I still remember the first door I knocked on as I began my race for the Texas Legislature. The TV was on at Mrs. Rodriguez’s house, so I knocked louder. The look on her face when she came to the door made me guess I interrupted her favorite TV show.

I was nervous. I introduced myself as a candidate and asked her a simple question: What is important to your neighborhood community? Her frown melted as I listened. On the top of her list was better schools for the children of her neighborhood, though she did not have school-age children.

The first lesson I learned on the front porch of Mrs. Rodriguez's home was that citizens hunger to be heard by their elected representatives. As an elected official, I would develop a deeper understanding of the importance of listening.

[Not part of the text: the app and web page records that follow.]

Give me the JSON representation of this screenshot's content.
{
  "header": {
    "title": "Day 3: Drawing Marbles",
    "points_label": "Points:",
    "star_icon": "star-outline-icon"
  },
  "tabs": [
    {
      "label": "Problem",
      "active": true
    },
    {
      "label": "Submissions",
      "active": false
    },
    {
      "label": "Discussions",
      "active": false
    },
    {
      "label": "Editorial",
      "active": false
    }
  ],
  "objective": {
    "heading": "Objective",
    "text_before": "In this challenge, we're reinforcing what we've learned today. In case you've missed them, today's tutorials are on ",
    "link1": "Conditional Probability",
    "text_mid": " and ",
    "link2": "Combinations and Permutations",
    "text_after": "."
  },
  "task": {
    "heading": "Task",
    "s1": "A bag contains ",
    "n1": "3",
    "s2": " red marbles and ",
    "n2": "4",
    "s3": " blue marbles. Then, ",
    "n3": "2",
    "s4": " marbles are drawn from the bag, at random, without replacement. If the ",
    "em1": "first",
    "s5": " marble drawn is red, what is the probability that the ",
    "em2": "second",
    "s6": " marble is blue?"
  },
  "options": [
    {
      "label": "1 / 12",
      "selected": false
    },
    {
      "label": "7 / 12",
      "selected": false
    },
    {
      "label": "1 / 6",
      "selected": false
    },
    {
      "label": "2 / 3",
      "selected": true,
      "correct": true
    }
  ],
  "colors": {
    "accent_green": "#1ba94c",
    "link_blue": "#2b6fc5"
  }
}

I was the undisputed underdog in my first campaign. I had little money. My opponent was a judge backed by the political establishment. By conventional wisdom, my opponent should have won.

I threw everything I had into the campaign. I quit my job and took in roommates to cover my house payment and student loans. I pounded the pavement and passed out a Listening Survey with four simple but important questions, sowing the seeds of connection and communication.

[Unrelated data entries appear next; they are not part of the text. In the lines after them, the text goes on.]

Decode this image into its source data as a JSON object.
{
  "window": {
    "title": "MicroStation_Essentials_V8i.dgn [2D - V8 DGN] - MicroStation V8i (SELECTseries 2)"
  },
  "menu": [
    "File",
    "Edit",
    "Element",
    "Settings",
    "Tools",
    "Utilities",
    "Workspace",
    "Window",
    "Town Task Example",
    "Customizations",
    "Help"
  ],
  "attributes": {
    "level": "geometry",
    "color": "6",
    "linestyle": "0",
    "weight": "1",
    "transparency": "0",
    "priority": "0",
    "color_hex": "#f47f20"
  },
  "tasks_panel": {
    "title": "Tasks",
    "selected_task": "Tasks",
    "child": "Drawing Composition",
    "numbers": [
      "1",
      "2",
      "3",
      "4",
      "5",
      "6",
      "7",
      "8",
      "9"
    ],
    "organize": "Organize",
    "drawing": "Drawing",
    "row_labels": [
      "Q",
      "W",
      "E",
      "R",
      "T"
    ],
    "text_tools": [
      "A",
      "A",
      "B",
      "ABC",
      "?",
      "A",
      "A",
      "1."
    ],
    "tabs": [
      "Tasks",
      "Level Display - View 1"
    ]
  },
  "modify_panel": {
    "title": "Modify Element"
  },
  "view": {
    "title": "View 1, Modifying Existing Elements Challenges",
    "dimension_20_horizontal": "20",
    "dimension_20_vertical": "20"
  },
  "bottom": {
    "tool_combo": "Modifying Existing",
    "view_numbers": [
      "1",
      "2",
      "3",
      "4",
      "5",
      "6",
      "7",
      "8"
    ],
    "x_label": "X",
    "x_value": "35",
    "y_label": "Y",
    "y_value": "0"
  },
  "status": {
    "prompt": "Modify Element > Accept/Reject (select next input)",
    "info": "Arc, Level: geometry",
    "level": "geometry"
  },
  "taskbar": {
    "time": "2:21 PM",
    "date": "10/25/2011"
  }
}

Every day for nine months I knocked on doors until, by the campaign’s end, I had knocked on the doors of more than 4,000 homes. One at a time I got to know the people I represent. I’m convinced taking the time to learn about their needs and dreams gave me the edge despite my opponent’s money and endorsements.

On election night, supporters packed my house and campaign headquarters on Blanco Road. The crowd was brimming with a renewed sense of hope about campaigns and elections. When the last ballot box was counted I pulled ahead by one vote, a lead later fortified in a runoff. One vote! That night, every supporter who voted believed they won the election for me. And they did.

Looking back, Mrs. Rodriguez really wanted more than a representative in government who was going to listen. She wanted me to put myself in her shoes and understand why she saw her neighborhood children as the key to a better future. I learned from my first campaign the importance of empathy. Too often we as a society fall short in empathizing with others.

This is also true of politicians. We, state lawmakers, never would have waited three years had it been our child trapped at a Texas Youth Commission facility being sexually abused by guards. If more of our children attended public schools, we also never would have passed a school finance bill that made no new meaningful investment in our public schools. Bringing it closer to home—if we considered teachers our true equals—we would not have voted to tighten their pension program, while voting an increase in our own.